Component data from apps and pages
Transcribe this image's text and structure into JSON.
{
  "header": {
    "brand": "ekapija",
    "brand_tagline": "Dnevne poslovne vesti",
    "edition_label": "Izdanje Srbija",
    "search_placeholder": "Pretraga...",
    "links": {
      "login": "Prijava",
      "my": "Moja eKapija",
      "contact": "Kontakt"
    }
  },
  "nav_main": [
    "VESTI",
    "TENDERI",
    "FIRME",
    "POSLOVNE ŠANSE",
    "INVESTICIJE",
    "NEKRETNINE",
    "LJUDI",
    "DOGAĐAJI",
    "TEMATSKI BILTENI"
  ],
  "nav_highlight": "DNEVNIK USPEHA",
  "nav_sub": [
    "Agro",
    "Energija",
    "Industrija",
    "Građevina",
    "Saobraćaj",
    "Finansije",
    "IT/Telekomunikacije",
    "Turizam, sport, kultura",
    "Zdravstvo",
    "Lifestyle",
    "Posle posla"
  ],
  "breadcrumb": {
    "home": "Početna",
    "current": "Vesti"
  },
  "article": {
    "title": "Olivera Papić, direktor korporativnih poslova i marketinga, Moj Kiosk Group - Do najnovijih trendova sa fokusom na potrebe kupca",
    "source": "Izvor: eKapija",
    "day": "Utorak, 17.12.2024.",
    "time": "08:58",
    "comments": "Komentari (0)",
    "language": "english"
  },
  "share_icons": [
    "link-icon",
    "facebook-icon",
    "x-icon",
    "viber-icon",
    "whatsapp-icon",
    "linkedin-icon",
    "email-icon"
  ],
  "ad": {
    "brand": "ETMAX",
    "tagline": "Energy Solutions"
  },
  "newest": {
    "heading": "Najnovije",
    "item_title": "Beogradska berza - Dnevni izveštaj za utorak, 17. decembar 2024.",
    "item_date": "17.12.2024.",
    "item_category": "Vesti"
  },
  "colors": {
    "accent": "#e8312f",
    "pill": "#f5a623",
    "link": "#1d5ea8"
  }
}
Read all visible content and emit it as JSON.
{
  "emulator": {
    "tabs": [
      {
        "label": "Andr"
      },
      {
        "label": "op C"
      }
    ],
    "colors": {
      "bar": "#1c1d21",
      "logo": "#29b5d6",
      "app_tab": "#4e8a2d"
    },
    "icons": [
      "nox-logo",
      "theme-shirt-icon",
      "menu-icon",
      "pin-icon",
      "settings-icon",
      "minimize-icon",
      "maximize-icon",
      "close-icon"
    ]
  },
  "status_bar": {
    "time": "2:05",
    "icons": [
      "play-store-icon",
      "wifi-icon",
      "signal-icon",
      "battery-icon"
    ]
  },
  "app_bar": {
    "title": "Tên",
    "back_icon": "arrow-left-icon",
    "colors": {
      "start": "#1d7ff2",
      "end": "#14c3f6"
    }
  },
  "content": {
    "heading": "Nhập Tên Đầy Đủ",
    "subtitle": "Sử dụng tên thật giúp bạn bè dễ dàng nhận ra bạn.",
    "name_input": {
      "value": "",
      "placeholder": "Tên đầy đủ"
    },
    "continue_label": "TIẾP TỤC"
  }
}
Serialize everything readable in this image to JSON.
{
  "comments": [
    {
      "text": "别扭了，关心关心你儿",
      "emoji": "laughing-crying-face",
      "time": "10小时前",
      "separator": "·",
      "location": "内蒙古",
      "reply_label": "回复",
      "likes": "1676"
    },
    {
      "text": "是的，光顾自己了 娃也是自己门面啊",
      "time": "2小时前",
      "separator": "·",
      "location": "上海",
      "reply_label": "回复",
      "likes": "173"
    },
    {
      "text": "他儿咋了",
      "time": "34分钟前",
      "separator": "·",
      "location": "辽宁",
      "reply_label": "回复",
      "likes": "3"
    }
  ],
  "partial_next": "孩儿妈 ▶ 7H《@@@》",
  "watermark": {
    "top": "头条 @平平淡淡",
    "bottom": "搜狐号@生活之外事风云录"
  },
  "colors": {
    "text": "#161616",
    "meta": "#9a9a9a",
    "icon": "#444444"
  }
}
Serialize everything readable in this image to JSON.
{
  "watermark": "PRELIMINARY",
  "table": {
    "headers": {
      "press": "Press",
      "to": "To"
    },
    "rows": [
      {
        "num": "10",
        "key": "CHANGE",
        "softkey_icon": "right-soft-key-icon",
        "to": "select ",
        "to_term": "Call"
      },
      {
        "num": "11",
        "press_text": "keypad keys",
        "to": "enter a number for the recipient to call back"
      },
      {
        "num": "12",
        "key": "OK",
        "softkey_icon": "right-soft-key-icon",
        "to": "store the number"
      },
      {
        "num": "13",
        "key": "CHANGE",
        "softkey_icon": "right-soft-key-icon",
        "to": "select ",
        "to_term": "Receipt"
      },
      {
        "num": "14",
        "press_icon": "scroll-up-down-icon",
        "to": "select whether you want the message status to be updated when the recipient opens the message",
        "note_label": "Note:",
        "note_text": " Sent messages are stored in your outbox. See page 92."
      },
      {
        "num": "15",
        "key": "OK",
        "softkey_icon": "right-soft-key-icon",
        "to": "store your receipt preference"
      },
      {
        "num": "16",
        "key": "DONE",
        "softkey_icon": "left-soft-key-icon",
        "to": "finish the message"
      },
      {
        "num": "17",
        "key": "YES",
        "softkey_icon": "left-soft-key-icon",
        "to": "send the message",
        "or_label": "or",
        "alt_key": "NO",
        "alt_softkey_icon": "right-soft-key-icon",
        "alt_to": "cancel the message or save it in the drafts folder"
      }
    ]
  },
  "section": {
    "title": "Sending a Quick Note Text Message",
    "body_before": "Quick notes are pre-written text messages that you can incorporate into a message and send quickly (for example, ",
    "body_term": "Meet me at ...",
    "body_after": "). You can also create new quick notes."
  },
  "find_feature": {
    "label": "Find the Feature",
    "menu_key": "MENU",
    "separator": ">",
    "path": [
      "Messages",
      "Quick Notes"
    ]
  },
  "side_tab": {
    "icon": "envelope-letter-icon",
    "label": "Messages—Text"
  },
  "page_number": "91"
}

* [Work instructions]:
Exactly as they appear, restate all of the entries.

* [Answer section]:
Transcribe this image's text and structure into JSON.
{
  "header": {
    "brand": "ekapija",
    "brand_tagline": "Dnevne poslovne vesti",
    "edition_label": "Izdanje Srbija",
    "search_placeholder": "Pretraga...",
    "links": {
      "login": "Prijava",
      "my": "Moja eKapija",
      "contact": "Kontakt"
    }
  },
  "nav_main": [
    "VESTI",
    "TENDERI",
    "FIRME",
    "POSLOVNE ŠANSE",
    "INVESTICIJE",
    "NEKRETNINE",
    "LJUDI",
    "DOGAĐAJI",
    "TEMATSKI BILTENI"
  ],
  "nav_highlight": "DNEVNIK USPEHA",
  "nav_sub": [
    "Agro",
    "Energija",
    "Industrija",
    "Građevina",
    "Saobraćaj",
    "Finansije",
    "IT/Telekomunikacije",
    "Turizam, sport, kultura",
    "Zdravstvo",
    "Lifestyle",
    "Posle posla"
  ],
  "breadcrumb": {
    "home": "Početna",
    "current": "Vesti"
  },
  "article": {
    "title": "Olivera Papić, direktor korporativnih poslova i marketinga, Moj Kiosk Group - Do najnovijih trendova sa fokusom na potrebe kupca",
    "source": "Izvor: eKapija",
    "day": "Utorak, 17.12.2024.",
    "time": "08:58",
    "comments": "Komentari (0)",
    "language": "english"
  },
  "share_icons": [
    "link-icon",
    "facebook-icon",
    "x-icon",
    "viber-icon",
    "whatsapp-icon",
    "linkedin-icon",
    "email-icon"
  ],
  "ad": {
    "brand": "ETMAX",
    "tagline": "Energy Solutions"
  },
  "newest": {
    "heading": "Najnovije",
    "item_title": "Beogradska berza - Dnevni izveštaj za utorak, 17. decembar 2024.",
    "item_date": "17.12.2024.",
    "item_category": "Vesti"
  },
  "colors": {
    "accent": "#e8312f",
    "pill": "#f5a623",
    "link": "#1d5ea8"
  }
}
Read all visible content and emit it as JSON.
{
  "emulator": {
    "tabs": [
      {
        "label": "Andr"
      },
      {
        "label": "op C"
      }
    ],
    "colors": {
      "bar": "#1c1d21",
      "logo": "#29b5d6",
      "app_tab": "#4e8a2d"
    },
    "icons": [
      "nox-logo",
      "theme-shirt-icon",
      "menu-icon",
      "pin-icon",
      "settings-icon",
      "minimize-icon",
      "maximize-icon",
      "close-icon"
    ]
  },
  "status_bar": {
    "time": "2:05",
    "icons": [
      "play-store-icon",
      "wifi-icon",
      "signal-icon",
      "battery-icon"
    ]
  },
  "app_bar": {
    "title": "Tên",
    "back_icon": "arrow-left-icon",
    "colors": {
      "start": "#1d7ff2",
      "end": "#14c3f6"
    }
  },
  "content": {
    "heading": "Nhập Tên Đầy Đủ",
    "subtitle": "Sử dụng tên thật giúp bạn bè dễ dàng nhận ra bạn.",
    "name_input": {
      "value": "",
      "placeholder": "Tên đầy đủ"
    },
    "continue_label": "TIẾP TỤC"
  }
}
Serialize everything readable in this image to JSON.
{
  "comments": [
    {
      "text": "别扭了，关心关心你儿",
      "emoji": "laughing-crying-face",
      "time": "10小时前",
      "separator": "·",
      "location": "内蒙古",
      "reply_label": "回复",
      "likes": "1676"
    },
    {
      "text": "是的，光顾自己了 娃也是自己门面啊",
      "time": "2小时前",
      "separator": "·",
      "location": "上海",
      "reply_label": "回复",
      "likes": "173"
    },
    {
      "text": "他儿咋了",
      "time": "34分钟前",
      "separator": "·",
      "location": "辽宁",
      "reply_label": "回复",
      "likes": "3"
    }
  ],
  "partial_next": "孩儿妈 ▶ 7H《@@@》",
  "watermark": {
    "top": "头条 @平平淡淡",
    "bottom": "搜狐号@生活之外事风云录"
  },
  "colors": {
    "text": "#161616",
    "meta": "#9a9a9a",
    "icon": "#444444"
  }
}
Serialize everything readable in this image to JSON.
{
  "watermark": "PRELIMINARY",
  "table": {
    "headers": {
      "press": "Press",
      "to": "To"
    },
    "rows": [
      {
        "num": "10",
        "key": "CHANGE",
        "softkey_icon": "right-soft-key-icon",
        "to": "select ",
        "to_term": "Call"
      },
      {
        "num": "11",
        "press_text": "keypad keys",
        "to": "enter a number for the recipient to call back"
      },
      {
        "num": "12",
        "key": "OK",
        "softkey_icon": "right-soft-key-icon",
        "to": "store the number"
      },
      {
        "num": "13",
        "key": "CHANGE",
        "softkey_icon": "right-soft-key-icon",
        "to": "select ",
        "to_term": "Receipt"
      },
      {
        "num": "14",
        "press_icon": "scroll-up-down-icon",
        "to": "select whether you want the message status to be updated when the recipient opens the message",
        "note_label": "Note:",
        "note_text": " Sent messages are stored in your outbox. See page 92."
      },
      {
        "num": "15",
        "key": "OK",
        "softkey_icon": "right-soft-key-icon",
        "to": "store your receipt preference"
      },
      {
        "num": "16",
        "key": "DONE",
        "softkey_icon": "left-soft-key-icon",
        "to": "finish the message"
      },
      {
        "num": "17",
        "key": "YES",
        "softkey_icon": "left-soft-key-icon",
        "to": "send the message",
        "or_label": "or",
        "alt_key": "NO",
        "alt_softkey_icon": "right-soft-key-icon",
        "alt_to": "cancel the message or save it in the drafts folder"
      }
    ]
  },
  "section": {
    "title": "Sending a Quick Note Text Message",
    "body_before": "Quick notes are pre-written text messages that you can incorporate into a message and send quickly (for example, ",
    "body_term": "Meet me at ...",
    "body_after": "). You can also create new quick notes."
  },
  "find_feature": {
    "label": "Find the Feature",
    "menu_key": "MENU",
    "separator": ">",
    "path": [
      "Messages",
      "Quick Notes"
    ]
  },
  "side_tab": {
    "icon": "envelope-letter-icon",
    "label": "Messages—Text"
  },
  "page_number": "91"
}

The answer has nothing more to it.